Two watch words I’ve used toward this end are tone and patience. Of course, there are theological and practical hills on which to die, but even so we should treat opponents with respect as God’s image-bearers, avoiding a harsh tone and taking the long view. Peter seems to call for this: “Always be prepared to make a defense to anyone who asks for a reason for the hope that is in you; yet do it with gentleness and respect” (1 Pet. 3:15). Paul reminds Timothy that we can’t harangue others into embracing the truth (or our view of a given doctrine):

And the Lord’s servant must not be quarrelsome but kind to everyone, able to teach, patiently enduring evil, correcting his opponents with gentleness. God may perhaps grant them repentance. (2 Tim. 2:24–26)

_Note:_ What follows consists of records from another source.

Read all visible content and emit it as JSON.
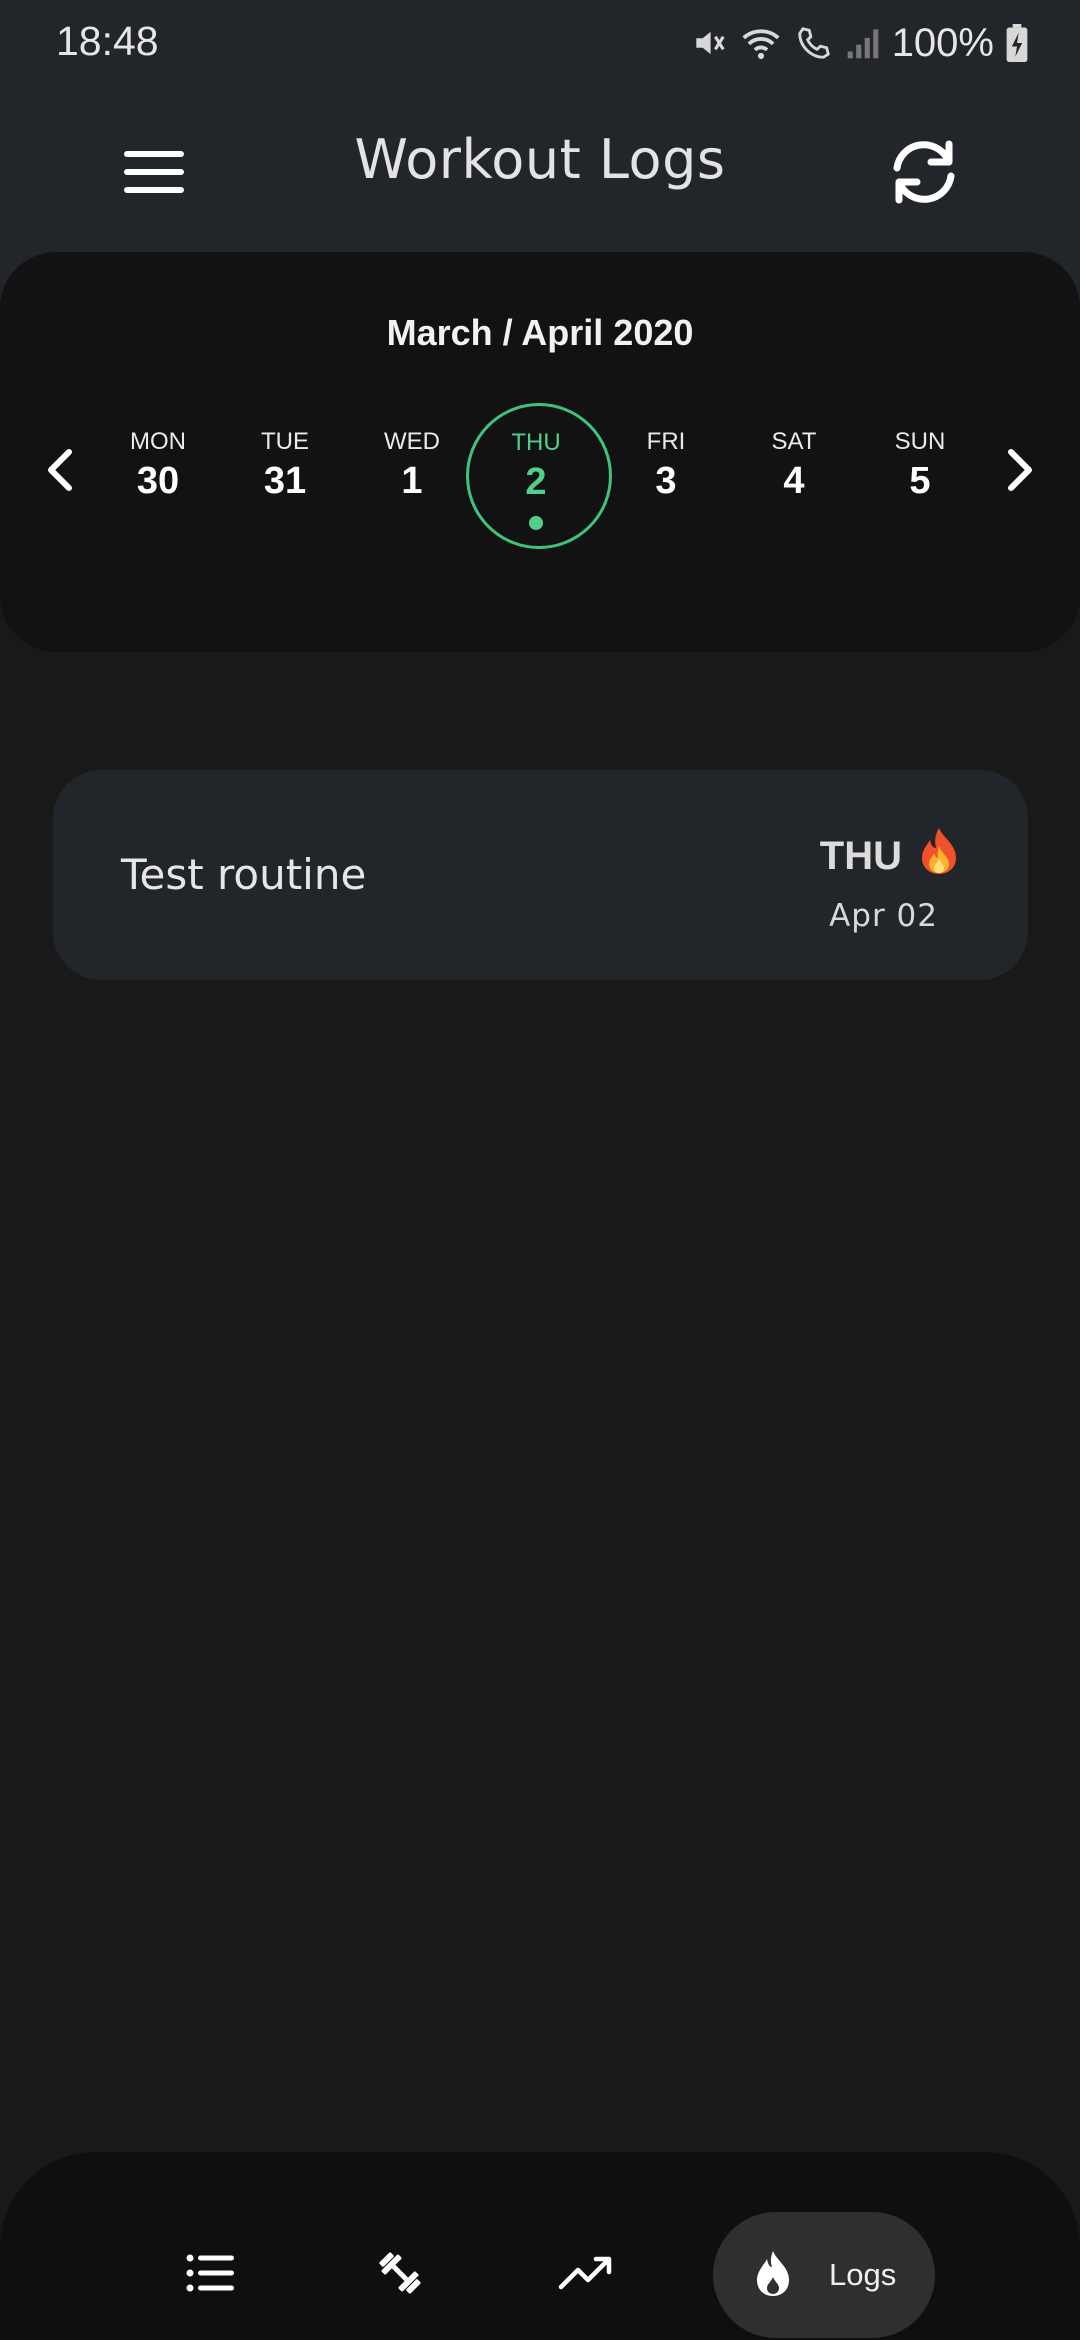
{
  "status_bar": {
    "time": "18:48",
    "battery": "100%",
    "icons": [
      "mute-icon",
      "wifi-icon",
      "call-icon",
      "signal-icon",
      "battery-charging-icon"
    ]
  },
  "app_bar": {
    "title": "Workout Logs",
    "menu_icon": "hamburger-menu-icon",
    "refresh_icon": "refresh-icon"
  },
  "calendar": {
    "month_label": "March / April 2020",
    "days": [
      {
        "name": "MON",
        "num": "30"
      },
      {
        "name": "TUE",
        "num": "31"
      },
      {
        "name": "WED",
        "num": "1"
      },
      {
        "name": "THU",
        "num": "2",
        "selected": true,
        "has_log": true
      },
      {
        "name": "FRI",
        "num": "3"
      },
      {
        "name": "SAT",
        "num": "4"
      },
      {
        "name": "SUN",
        "num": "5"
      }
    ],
    "accent_color": "#4fd08a"
  },
  "logs": [
    {
      "name": "Test routine",
      "day": "THU",
      "emoji": "🔥",
      "date": "Apr 02"
    }
  ],
  "bottom_nav": {
    "items": [
      {
        "icon": "list-icon"
      },
      {
        "icon": "dumbbell-icon"
      },
      {
        "icon": "trending-up-icon"
      },
      {
        "icon": "flame-icon",
        "label": "Logs",
        "active": true
      }
    ]
  }
}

A former journalism colleague exemplified Peter and Paul’s call for wedding grit with grace in theological engagement. One of our co-workers at the newspaper was a Jehovah’s Witness, and my friend often engaged her with the Bible, trying to expose the Watchtower Society’s false teaching. To my knowledge, he never won her, but I’ll never forget what she told me: “I’ve never had a talk with another Christian who was so kind to me, and who actually listened to me.”

Ripe Opportunity Ahead: Reopening

Our churches have been closed for several months due to the coronavirus pandemic and now the discussion has turned to reopening. Even as my own church has reassembled over the past couple of weeks, we know all our members probably don’t agree with how we’ve handled it. Some probably think reopening immediately is dangerous. Others no doubt think a slower reopening amounts to compromise.

An opportunity exists for pastors to be patient with their members and for them to teach their churches to be patient with their leaders and with other Christians as we work through what is an important but not frontline issue. No living pastor has addressed reopening amid a pandemic.

Granted, this isn’t a theological debate, and there’s not really a normative “biblical way” to reopen a church. But if pastors teach their people it’s okay for Christians to disagree on non-gospel issues, then they’ll be better positioned to survive and grow in grace amid reopening.

Editors’ note: 

Don’t miss our new book by Gavin Ortlund, published in partnership with Crossway: Finding the Right Hills to Die On: The Case for Theological Triage.